Task: Note each line in the data below that holds "title", and copy it.

(Data entries)
————————

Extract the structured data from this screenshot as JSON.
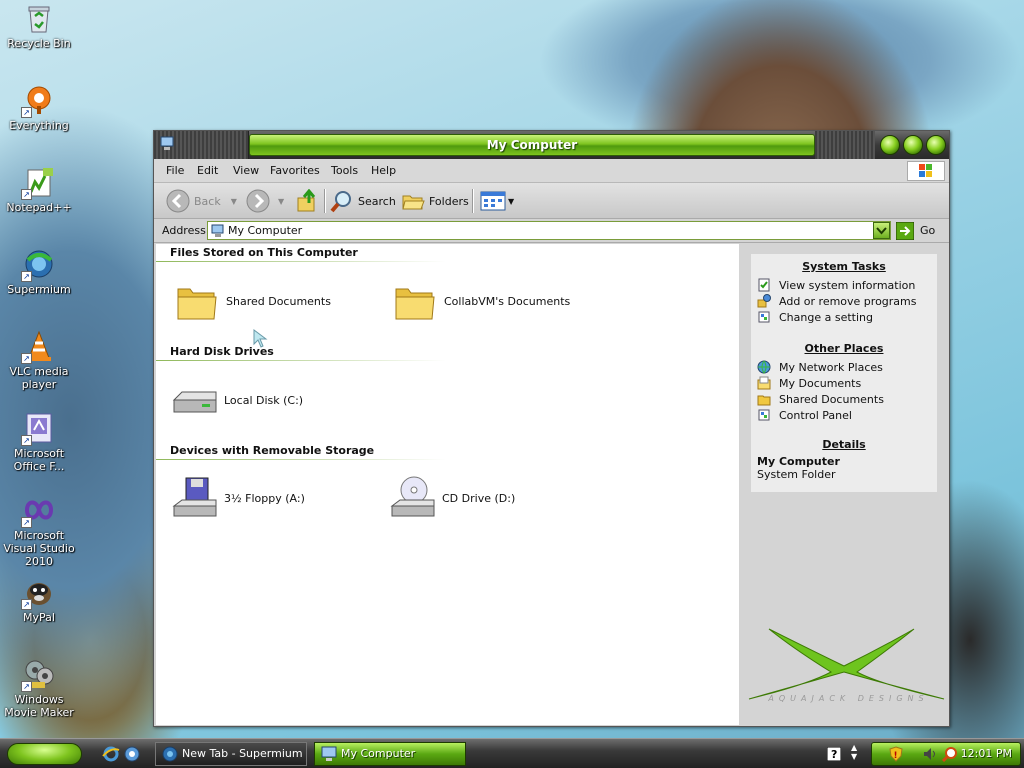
{
  "desktop": {
    "icons": [
      {
        "label": "Recycle Bin"
      },
      {
        "label": "Everything"
      },
      {
        "label": "Notepad++"
      },
      {
        "label": "Supermium"
      },
      {
        "label": "VLC media player"
      },
      {
        "label": "Microsoft Office F..."
      },
      {
        "label": "Microsoft Visual Studio 2010"
      },
      {
        "label": "MyPal"
      },
      {
        "label": "Windows Movie Maker"
      }
    ]
  },
  "window": {
    "title": "My Computer",
    "menu": [
      "File",
      "Edit",
      "View",
      "Favorites",
      "Tools",
      "Help"
    ],
    "toolbar": {
      "back": "Back",
      "search": "Search",
      "folders": "Folders"
    },
    "address": {
      "label": "Address",
      "value": "My Computer",
      "go": "Go"
    },
    "groups": [
      {
        "header": "Files Stored on This Computer",
        "items": [
          "Shared Documents",
          "CollabVM's Documents"
        ]
      },
      {
        "header": "Hard Disk Drives",
        "items": [
          "Local Disk (C:)"
        ]
      },
      {
        "header": "Devices with Removable Storage",
        "items": [
          "3½ Floppy (A:)",
          "CD Drive (D:)"
        ]
      }
    ],
    "taskpane": {
      "system_tasks": {
        "title": "System Tasks",
        "links": [
          "View system information",
          "Add or remove programs",
          "Change a setting"
        ]
      },
      "other_places": {
        "title": "Other Places",
        "links": [
          "My Network Places",
          "My Documents",
          "Shared Documents",
          "Control Panel"
        ]
      },
      "details": {
        "title": "Details",
        "name": "My Computer",
        "type": "System Folder"
      },
      "brand_text": "AQUAJACK DESIGNS"
    }
  },
  "taskbar": {
    "tasks": [
      "New Tab - Supermium",
      "My Computer"
    ],
    "clock": "12:01 PM"
  },
  "colors": {
    "accent_green": "#7ec41e",
    "dark_chrome": "#3a3a3a"
  }
}
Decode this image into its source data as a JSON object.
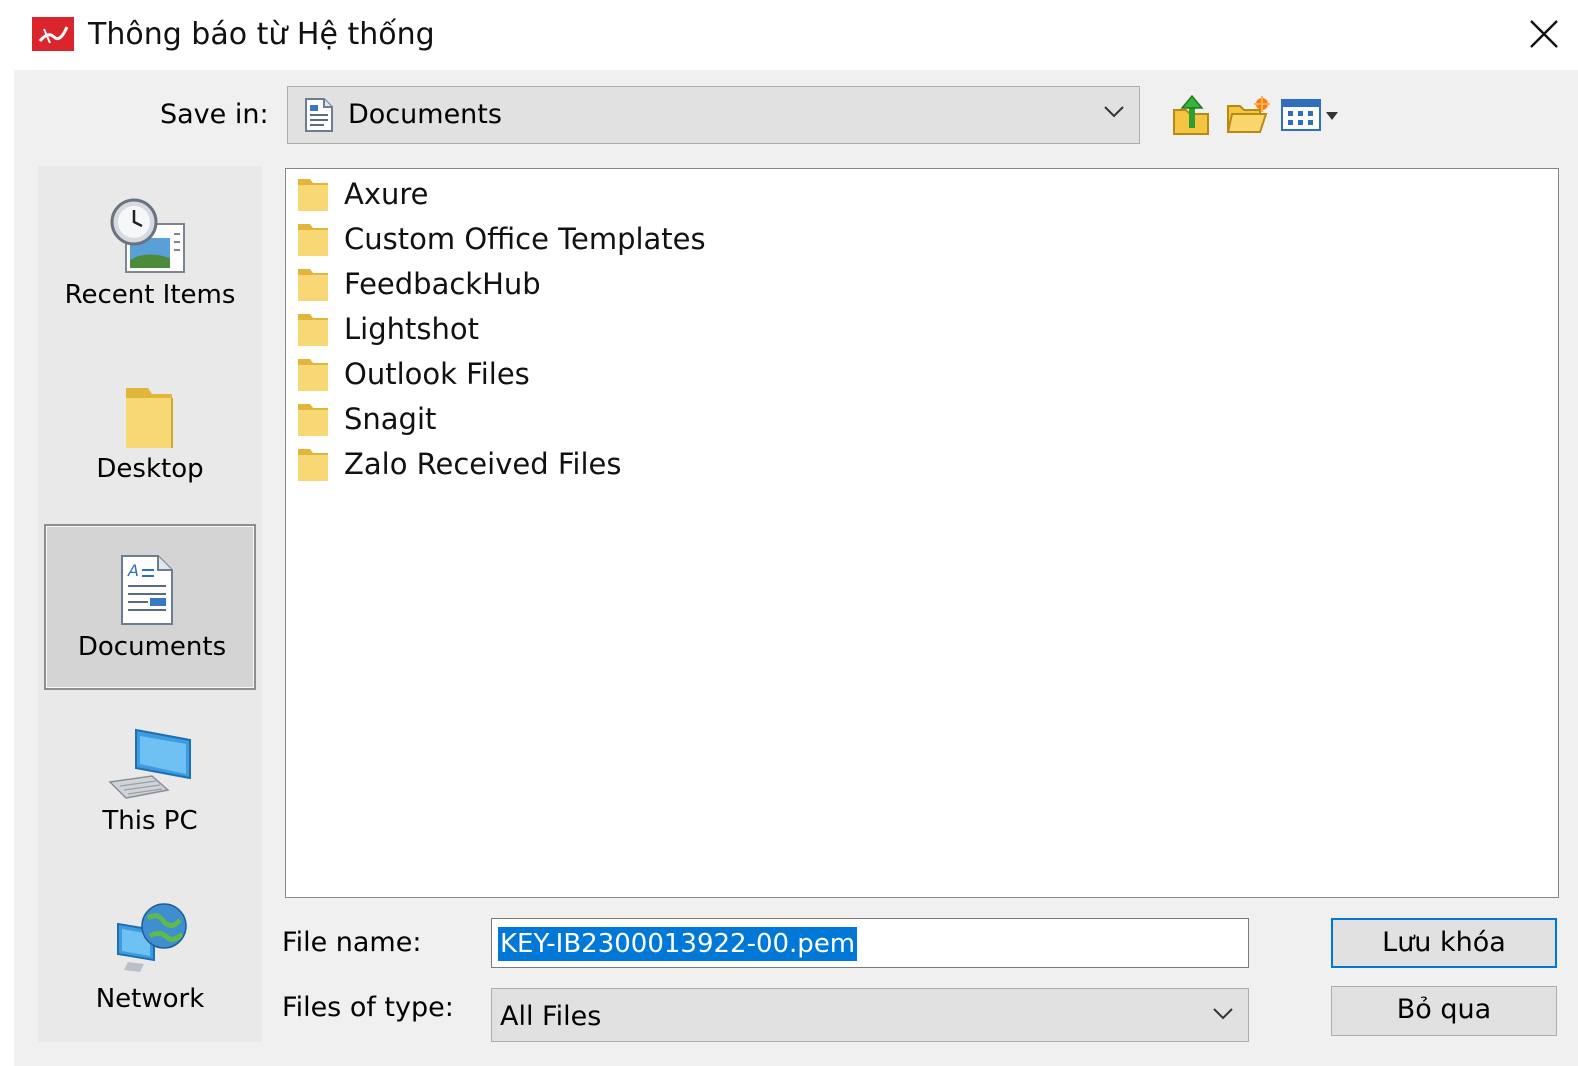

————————

Output for this task:
    "title": "My Computer",
        "title": "System Tasks",
        "title": "Other Places",
        "title": "Details",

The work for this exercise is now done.